According to a heavily redacted FISC ruling declassified by the U.S. government after a year-long battle with the Electronic Frontier Foundation, “the information [the NSA was] collecting is fundamentally different from what the court had been led to believe.”
That segment is hard to find, though:
In particular, the FISC found that the scope and targeting procedures used by the NSA to collect Internet data were in violation of Americans’ Fourth Amendment rights, which guarantee protection from illegal search and seizure.
The case dealt with Section 702 of the 2008 amendment to the Foreign Intelligence Surveillance Act (FISA), which dictates the parameters by which the NSA may conduct surveillance involving U.S. citizens. Specifically, Section 702 allows the agents to capture messages involving American citizens if their “target” is outside the country.
According to the FISC ruling, about nine percent of the 250 million Internet communications acquired by the NSA each year through the FISA are obtained by upstream data collection. Upstream collection refers to instances in which the agency directly intercepts information moving through fiber optic Internet cables (as opposed to through partnerships with Silicon Valley and telecom companies).
This collection is governed by a series of procedures used to minimize the capturing of innocent Americans’ private communications. The ruling stated that the court was “unable to find that the NSAs targeting and minimization procedures...are consistent with the Fourth Amendment.”
The 86-page document explained that while the Court had been made aware of—and approved of—the agency collecting Internet data sent to or from a target even when it involved a U.S. citizen, it was not aware that communications “about” a target were also captured.

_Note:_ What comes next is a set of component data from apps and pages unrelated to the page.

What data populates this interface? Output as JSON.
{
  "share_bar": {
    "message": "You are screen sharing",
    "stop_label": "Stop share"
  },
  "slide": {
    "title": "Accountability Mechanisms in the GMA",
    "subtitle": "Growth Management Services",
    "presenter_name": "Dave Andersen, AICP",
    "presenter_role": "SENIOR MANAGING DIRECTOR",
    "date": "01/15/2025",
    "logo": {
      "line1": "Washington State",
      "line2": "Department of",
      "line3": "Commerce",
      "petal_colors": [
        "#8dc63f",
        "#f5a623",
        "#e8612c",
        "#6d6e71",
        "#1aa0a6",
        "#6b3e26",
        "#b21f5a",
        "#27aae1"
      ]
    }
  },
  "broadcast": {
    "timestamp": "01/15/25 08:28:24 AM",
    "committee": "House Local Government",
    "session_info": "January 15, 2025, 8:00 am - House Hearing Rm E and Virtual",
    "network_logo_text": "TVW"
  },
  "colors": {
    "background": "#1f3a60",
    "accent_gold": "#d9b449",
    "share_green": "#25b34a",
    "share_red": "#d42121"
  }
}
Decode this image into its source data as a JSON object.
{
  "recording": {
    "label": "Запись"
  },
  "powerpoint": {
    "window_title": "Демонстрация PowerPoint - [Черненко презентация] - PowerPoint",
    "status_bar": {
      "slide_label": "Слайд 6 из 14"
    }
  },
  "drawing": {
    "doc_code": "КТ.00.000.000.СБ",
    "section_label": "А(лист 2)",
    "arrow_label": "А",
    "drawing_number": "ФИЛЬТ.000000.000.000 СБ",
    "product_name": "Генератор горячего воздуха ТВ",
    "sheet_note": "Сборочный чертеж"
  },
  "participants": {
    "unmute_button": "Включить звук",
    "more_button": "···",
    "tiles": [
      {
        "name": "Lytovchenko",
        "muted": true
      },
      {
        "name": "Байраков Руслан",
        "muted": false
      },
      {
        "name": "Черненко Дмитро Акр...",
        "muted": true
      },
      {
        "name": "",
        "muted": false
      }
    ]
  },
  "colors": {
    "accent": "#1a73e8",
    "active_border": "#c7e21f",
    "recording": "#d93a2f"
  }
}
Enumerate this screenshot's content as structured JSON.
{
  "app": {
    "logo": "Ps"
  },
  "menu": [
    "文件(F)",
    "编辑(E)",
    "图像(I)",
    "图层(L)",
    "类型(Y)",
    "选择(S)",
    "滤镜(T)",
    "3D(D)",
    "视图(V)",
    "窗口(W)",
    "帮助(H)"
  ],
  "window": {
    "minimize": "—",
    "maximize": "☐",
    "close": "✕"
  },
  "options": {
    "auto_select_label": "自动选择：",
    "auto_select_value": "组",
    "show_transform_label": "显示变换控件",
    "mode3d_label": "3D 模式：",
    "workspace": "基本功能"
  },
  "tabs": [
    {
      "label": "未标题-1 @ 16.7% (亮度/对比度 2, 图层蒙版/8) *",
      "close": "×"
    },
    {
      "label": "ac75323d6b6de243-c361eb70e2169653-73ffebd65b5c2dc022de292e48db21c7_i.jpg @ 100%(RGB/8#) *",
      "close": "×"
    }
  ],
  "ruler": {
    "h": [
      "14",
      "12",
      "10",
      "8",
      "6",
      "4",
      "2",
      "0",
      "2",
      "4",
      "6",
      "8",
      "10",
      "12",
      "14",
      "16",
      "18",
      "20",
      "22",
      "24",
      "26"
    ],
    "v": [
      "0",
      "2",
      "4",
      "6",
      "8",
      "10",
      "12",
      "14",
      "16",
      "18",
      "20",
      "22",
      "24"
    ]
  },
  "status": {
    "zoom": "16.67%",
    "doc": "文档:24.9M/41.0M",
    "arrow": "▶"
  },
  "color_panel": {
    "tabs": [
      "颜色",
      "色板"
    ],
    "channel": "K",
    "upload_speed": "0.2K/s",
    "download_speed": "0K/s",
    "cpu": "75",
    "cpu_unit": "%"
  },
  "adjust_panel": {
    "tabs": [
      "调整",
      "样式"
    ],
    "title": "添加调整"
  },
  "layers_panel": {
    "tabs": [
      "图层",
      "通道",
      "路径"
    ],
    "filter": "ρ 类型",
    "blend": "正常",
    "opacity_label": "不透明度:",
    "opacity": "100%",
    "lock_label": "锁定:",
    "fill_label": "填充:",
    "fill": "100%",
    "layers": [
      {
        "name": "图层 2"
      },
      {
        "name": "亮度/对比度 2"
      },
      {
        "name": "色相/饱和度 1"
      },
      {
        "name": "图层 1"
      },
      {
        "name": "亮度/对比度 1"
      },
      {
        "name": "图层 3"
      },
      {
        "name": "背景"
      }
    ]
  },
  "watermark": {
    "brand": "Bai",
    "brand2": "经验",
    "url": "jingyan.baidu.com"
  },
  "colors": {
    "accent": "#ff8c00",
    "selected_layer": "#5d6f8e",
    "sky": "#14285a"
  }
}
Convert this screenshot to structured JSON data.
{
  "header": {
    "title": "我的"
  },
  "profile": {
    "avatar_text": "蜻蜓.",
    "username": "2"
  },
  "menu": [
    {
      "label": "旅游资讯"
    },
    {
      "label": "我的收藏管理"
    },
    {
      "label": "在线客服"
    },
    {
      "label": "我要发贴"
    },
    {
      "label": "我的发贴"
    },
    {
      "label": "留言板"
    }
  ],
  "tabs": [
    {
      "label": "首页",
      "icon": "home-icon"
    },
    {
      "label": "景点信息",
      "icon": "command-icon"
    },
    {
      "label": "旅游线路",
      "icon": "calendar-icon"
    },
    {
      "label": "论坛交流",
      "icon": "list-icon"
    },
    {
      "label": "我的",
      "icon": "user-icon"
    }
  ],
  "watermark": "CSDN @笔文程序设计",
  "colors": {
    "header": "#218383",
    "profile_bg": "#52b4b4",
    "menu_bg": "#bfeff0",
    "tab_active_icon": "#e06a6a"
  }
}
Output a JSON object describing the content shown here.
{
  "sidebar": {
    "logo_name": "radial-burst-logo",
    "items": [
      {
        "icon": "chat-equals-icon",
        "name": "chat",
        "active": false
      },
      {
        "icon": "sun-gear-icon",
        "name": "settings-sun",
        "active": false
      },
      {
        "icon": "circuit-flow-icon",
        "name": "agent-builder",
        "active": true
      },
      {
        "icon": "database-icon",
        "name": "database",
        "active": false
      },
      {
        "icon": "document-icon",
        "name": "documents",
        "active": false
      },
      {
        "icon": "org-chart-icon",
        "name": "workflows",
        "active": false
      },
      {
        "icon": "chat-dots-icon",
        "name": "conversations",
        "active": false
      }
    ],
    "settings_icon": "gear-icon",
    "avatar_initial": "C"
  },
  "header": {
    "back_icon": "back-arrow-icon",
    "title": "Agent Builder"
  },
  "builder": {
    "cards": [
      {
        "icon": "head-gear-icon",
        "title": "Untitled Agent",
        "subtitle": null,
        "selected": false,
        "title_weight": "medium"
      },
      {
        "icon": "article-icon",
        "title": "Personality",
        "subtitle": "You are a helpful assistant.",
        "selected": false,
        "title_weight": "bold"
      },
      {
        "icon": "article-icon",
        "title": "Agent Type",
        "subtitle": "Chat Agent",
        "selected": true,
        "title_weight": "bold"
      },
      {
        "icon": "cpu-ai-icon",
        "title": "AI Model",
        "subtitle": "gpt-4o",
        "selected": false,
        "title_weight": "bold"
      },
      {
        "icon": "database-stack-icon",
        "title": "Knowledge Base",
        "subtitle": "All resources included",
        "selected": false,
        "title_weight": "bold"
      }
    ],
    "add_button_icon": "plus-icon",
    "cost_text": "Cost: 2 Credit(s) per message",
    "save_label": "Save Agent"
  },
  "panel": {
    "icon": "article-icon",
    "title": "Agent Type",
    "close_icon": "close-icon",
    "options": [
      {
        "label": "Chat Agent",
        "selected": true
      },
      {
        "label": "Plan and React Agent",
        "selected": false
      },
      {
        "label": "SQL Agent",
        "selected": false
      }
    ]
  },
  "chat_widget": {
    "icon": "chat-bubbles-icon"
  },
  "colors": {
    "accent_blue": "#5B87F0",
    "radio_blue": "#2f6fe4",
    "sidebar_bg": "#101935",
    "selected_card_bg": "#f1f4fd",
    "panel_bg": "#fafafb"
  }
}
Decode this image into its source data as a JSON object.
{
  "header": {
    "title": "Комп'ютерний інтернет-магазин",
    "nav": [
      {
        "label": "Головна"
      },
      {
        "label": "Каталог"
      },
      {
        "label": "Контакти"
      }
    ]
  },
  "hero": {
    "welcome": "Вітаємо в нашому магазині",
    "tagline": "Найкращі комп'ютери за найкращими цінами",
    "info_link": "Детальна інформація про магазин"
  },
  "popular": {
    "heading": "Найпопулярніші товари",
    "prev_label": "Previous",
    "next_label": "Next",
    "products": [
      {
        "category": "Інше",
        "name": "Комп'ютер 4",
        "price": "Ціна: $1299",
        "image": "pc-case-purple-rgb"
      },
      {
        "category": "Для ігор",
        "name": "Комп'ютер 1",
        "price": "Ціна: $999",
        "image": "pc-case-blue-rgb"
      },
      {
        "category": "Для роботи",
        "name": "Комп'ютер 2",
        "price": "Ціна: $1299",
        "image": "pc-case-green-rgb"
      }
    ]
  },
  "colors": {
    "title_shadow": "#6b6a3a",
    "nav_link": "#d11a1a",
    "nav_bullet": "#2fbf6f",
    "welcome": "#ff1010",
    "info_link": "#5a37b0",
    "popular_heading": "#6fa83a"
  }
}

By “about,” the court clarifies that it means any communications that even mention a target’s name.
The FISC also pointed out that the NSA had been “acquiring internet transactions since before the court’s approval.”
While the ruling indicates that the NSA appears willing to mislead the court about the scope of its collections, it also shows that the FISC does appear to exert some oversight over the agency’s activities.
Previously, the FISC has been called a “rubber stamp” court, as it has only denied a handful of the thousands of requests for Americans’ information that it has recieved since its establishment in 1978.
Photo via the Foreign Intelligence Surveillance Court ruling.